For example I had a lady come to me 2 years ago, who said she’d been reading my blogs for 1 year before contacting me! 2 years later this lady is still training with me! The investment of my time into my blogs, articles and videos has allowed me to pick up plenty of new enquiries over the last 4 years. This will also help put you ahead of the competition.

Semi private personal training

Semi private personal training

This is a great way to leverage time. To be honest i’m not a BIG fan of fitness classes, that’s not to say they don’t work, i just haven’t found them to work for me. Semi private personal training however is a mixture of private coaching and group classes. By training 2-4 people in a private coaching session you can still share the intimacy of private coaching, but charge more. Say you charge £65 per session for 1-1 personal training, then you could quite easily charge £100 for semi private training (£25 per person with 4 people). This is a great way to increase revenue on your personal training business, whilst saving time.

Online coaching

Another great way to increase turnover and provide value to those who are unable to train with you in person. I must admit this isn’t something I have mastered. I currently only have 5 online clients. That said i know coaches who’s entire business model is based on online coaching.


I hope you enjoyed reading. I’ll repeat what I said at the start, this post was not intended to be an exact blueprint, a step by step strategy to help you become a £100k a year personal trainer. Instead, I’ve written this post to share what’s worked for me.

Hopefully you’ll have learned a thing or two, gained a little inspiration and it will either directly help you with your own personal training business or ignite an idea which will move you forwards. There are no quantum leaps to becoming a £100k a year personal trainer, but if you can make small progress each day, and each week, and each month and each year, then i’m extremely confident that you will find success.

Extra Help for personal trainers…

  • Are you a PERSONAL TRAINER or aspiring PT?
  • Maybe you know someone who’s in the PT industry?

If so please share or tag your mates in this post. Here’s a 5 part series i wrote to help coaches…


This series includes 50 absolute knowledge bombs which i’ve accumulated over 7,000 coaching sessions. These posts will help you in business and with your coaching. I promise there’s some ‘reyt’ gems (as the Sheffield locals say!)

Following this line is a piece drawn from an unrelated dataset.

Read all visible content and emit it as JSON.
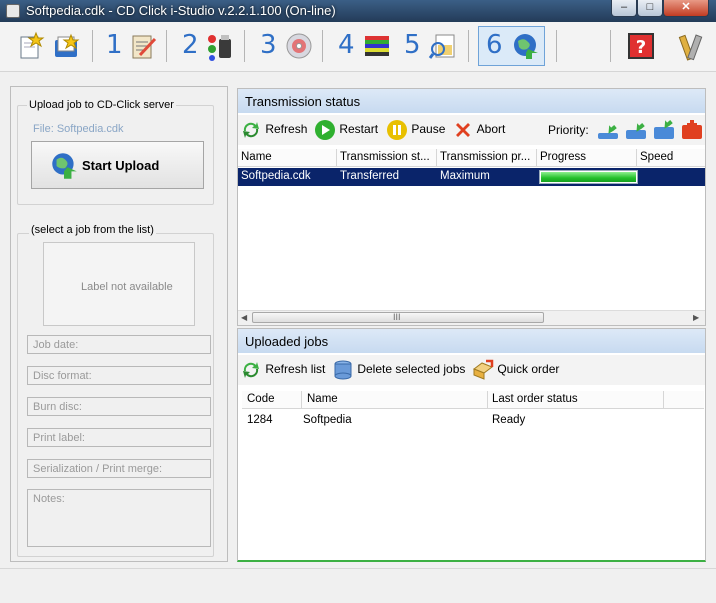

Thanks for reading, if you have any questions please leave them below or e-mail me here.

voted one of the best personal trainers in the world - LEP Fitness